» **Exercise aim**
Check each line of the records below and collect those holding "yellow".

» **Records supplied**
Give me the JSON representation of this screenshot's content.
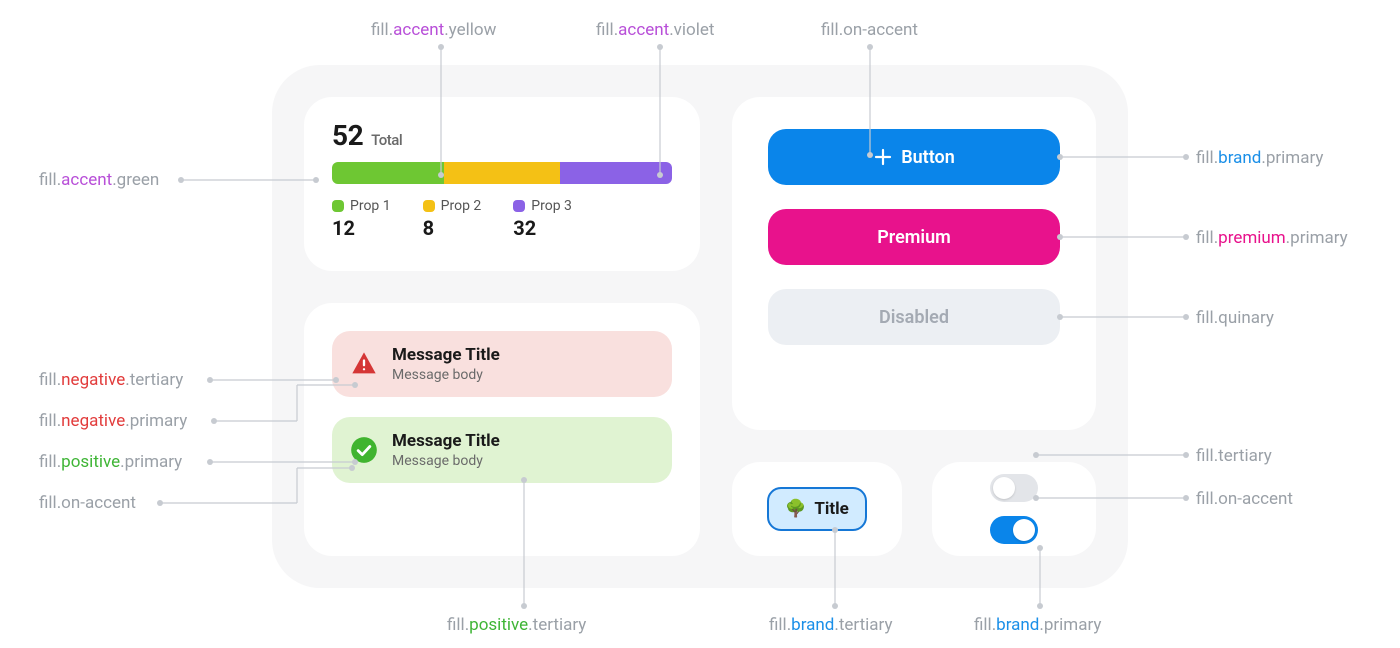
{
  "stats": {
    "total": "52",
    "total_label": "Total",
    "segments": [
      {
        "label": "Prop 1",
        "value": "12",
        "color_key": "accent-green"
      },
      {
        "label": "Prop 2",
        "value": "8",
        "color_key": "accent-yellow"
      },
      {
        "label": "Prop 3",
        "value": "32",
        "color_key": "accent-violet"
      }
    ]
  },
  "messages": [
    {
      "title": "Message Title",
      "body": "Message body",
      "tone": "negative"
    },
    {
      "title": "Message Title",
      "body": "Message body",
      "tone": "positive"
    }
  ],
  "buttons": {
    "primary_label": "Button",
    "premium_label": "Premium",
    "disabled_label": "Disabled"
  },
  "chip": {
    "emoji": "🌳",
    "label": "Title"
  },
  "toggles": {
    "off": false,
    "on": true
  },
  "annotations": {
    "top": [
      {
        "parts": [
          "fill.",
          "accent",
          ".yellow"
        ],
        "color": "accent"
      },
      {
        "parts": [
          "fill.",
          "accent",
          ".violet"
        ],
        "color": "accent"
      },
      {
        "parts": [
          "fill.",
          "on-accent"
        ],
        "color": "plain"
      }
    ],
    "left": [
      {
        "parts": [
          "fill.",
          "accent",
          ".green"
        ],
        "color": "accent"
      },
      {
        "parts": [
          "fill.",
          "negative",
          ".tertiary"
        ],
        "color": "negative"
      },
      {
        "parts": [
          "fill.",
          "negative",
          ".primary"
        ],
        "color": "negative"
      },
      {
        "parts": [
          "fill.",
          "positive",
          ".primary"
        ],
        "color": "positive"
      },
      {
        "parts": [
          "fill.",
          "on-accent"
        ],
        "color": "plain"
      }
    ],
    "right": [
      {
        "parts": [
          "fill.",
          "brand",
          ".primary"
        ],
        "color": "brand"
      },
      {
        "parts": [
          "fill.",
          "premium",
          ".primary"
        ],
        "color": "premium"
      },
      {
        "parts": [
          "fill.",
          "quinary"
        ],
        "color": "plain"
      },
      {
        "parts": [
          "fill.",
          "tertiary"
        ],
        "color": "plain"
      },
      {
        "parts": [
          "fill.",
          "on-accent"
        ],
        "color": "plain"
      }
    ],
    "bottom": [
      {
        "parts": [
          "fill.",
          "positive",
          ".tertiary"
        ],
        "color": "positive"
      },
      {
        "parts": [
          "fill.",
          "brand",
          ".tertiary"
        ],
        "color": "brand"
      },
      {
        "parts": [
          "fill.",
          "brand",
          ".primary"
        ],
        "color": "brand"
      }
    ]
  },
  "colors": {
    "accent-green": "#6ec733",
    "accent-yellow": "#f4c115",
    "accent-violet": "#8b62e6",
    "brand-primary": "#0a85ea",
    "brand-tertiary": "#d1ebff",
    "premium-primary": "#e8128c",
    "quinary": "#eceff3",
    "negative-primary": "#d53636",
    "negative-tertiary": "#f9e0de",
    "positive-primary": "#40b42f",
    "positive-tertiary": "#e0f3d2",
    "tertiary": "#e3e5e9",
    "on-accent": "#ffffff"
  }
}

» **Solution for this exercise**
        "color_key": "accent-yellow"
          ".yellow"
    "accent-yellow": "#f4c115",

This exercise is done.